PHILADELPHIA -- En route to fight one of his many duels, French politician Georges Clemenceau bought a one-way train ticket. Was he pessimistic? "Not at all. I always use my opponent's return ticket for the trip back." Some Hillary Clinton advisers, although not that serene, think her victory is probable and can be assured.
Her challenge is ...Read more
WASHINGTON -- Crucial political decisions often concern which bridges to cross and which to burn. Donald Trump's dilemma is that he burns some bridges by the way he crosses others. His campaign depends on a low-probability event, and on his ability to cause this event without provoking a more-than-equal and opposite reaction.
Extrapolating from...Read more
WASHINGTON -- Political conventions are echo chambers designed to generate feelings of invincibility, sending forth the party faithful with a spring in their steps and hope in their hearts. Who would want to be a wet blanket at such moveable feasts?
Steve Munisteri would. Although he calls himself "the eternal optimist," he respects reality, ...Read more
WASHINGTON -- Neither the unanimous decision by the Permanent Court of Arbitration in The Hague, nor China's rejection of it, was surprising. The timing of it was, however, as serendipitous as China's rejection is ominous. Coming as Republican delegates convene on Lake Erie's shore, the tribunal's opinion about the South China Sea underscores ...Read more
LOS ANGELES -- The mills of justice grind slowly, but life plunges on, leaving lives blighted when justice, by being delayed, is irremediably denied. Fortunately, California's Supreme Court might soon decide to hear -- four years after litigation began -- the 21st century's most portentous civil rights case, which concerns an ongoing denial of ...Read more

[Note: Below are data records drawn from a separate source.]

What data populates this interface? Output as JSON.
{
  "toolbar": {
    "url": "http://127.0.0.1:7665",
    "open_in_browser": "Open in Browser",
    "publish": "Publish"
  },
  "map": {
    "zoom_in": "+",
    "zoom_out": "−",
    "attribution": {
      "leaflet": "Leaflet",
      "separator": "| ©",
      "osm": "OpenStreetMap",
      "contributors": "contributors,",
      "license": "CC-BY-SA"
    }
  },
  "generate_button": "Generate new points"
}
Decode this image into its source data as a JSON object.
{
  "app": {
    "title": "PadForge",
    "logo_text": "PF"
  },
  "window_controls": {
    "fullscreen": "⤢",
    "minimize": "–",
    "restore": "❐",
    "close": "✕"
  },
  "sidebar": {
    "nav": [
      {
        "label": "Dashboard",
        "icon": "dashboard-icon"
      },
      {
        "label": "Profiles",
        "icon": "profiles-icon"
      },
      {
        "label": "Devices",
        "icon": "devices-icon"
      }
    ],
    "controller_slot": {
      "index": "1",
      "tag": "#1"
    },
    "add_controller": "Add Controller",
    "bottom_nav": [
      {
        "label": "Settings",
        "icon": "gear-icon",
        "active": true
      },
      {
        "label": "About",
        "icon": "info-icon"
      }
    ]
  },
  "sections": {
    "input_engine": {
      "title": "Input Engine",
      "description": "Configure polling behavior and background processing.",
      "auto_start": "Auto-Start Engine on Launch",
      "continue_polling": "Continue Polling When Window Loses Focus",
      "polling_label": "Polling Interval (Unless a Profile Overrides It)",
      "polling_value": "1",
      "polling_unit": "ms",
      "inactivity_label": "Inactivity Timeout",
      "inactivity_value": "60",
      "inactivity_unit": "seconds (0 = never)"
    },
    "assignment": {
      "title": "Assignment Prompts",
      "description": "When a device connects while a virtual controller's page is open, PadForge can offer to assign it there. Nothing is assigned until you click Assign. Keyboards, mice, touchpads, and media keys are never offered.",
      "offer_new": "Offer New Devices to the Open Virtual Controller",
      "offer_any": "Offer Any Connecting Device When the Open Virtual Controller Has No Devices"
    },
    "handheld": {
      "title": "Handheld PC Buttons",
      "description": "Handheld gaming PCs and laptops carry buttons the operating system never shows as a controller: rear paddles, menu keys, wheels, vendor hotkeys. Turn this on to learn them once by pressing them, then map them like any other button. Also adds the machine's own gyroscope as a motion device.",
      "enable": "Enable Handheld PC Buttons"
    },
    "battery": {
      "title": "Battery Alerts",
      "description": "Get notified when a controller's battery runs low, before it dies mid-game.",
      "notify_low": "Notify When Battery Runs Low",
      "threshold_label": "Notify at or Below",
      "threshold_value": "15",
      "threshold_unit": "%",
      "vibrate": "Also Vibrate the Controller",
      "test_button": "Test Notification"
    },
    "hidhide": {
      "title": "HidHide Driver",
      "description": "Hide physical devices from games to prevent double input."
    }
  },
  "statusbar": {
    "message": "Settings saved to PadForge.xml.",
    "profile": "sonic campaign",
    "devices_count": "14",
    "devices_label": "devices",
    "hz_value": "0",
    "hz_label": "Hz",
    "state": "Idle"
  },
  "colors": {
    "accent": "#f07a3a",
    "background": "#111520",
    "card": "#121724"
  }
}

ST. LOUIS -- America's economy has now slouched into the eighth year of a recovery that demonstrates how much we have defined recovery down. The idea that essentially zero interest rates are, after seven and a half years, stimulating the economy "strains credulity," says James Bullard, president of the Federal Reserve Bank of St. Louis. But last...Read more
WASHINGTON -- The report was so "seismic" -- Daniel Patrick Moynihan's word -- that Lyndon Johnson's administration released it on the Fourth of July weekend, 1966, hoping it would not be noticed. But the Coleman report did disturb various dogmatic slumbers and vested interests. And 50 years on, it is pertinent to today's political debates about...Read more
WASHINGTON -- The progressive drive to broadly define and thoroughly eradicate political "corruption" has corrupted politics. But discord is not altogether pandemic in Washington, and last week a unanimous Supreme Court, in this term's most important decision, limited the discretion prosecutors have to criminalize politics.
Former Virginia Gov....Read more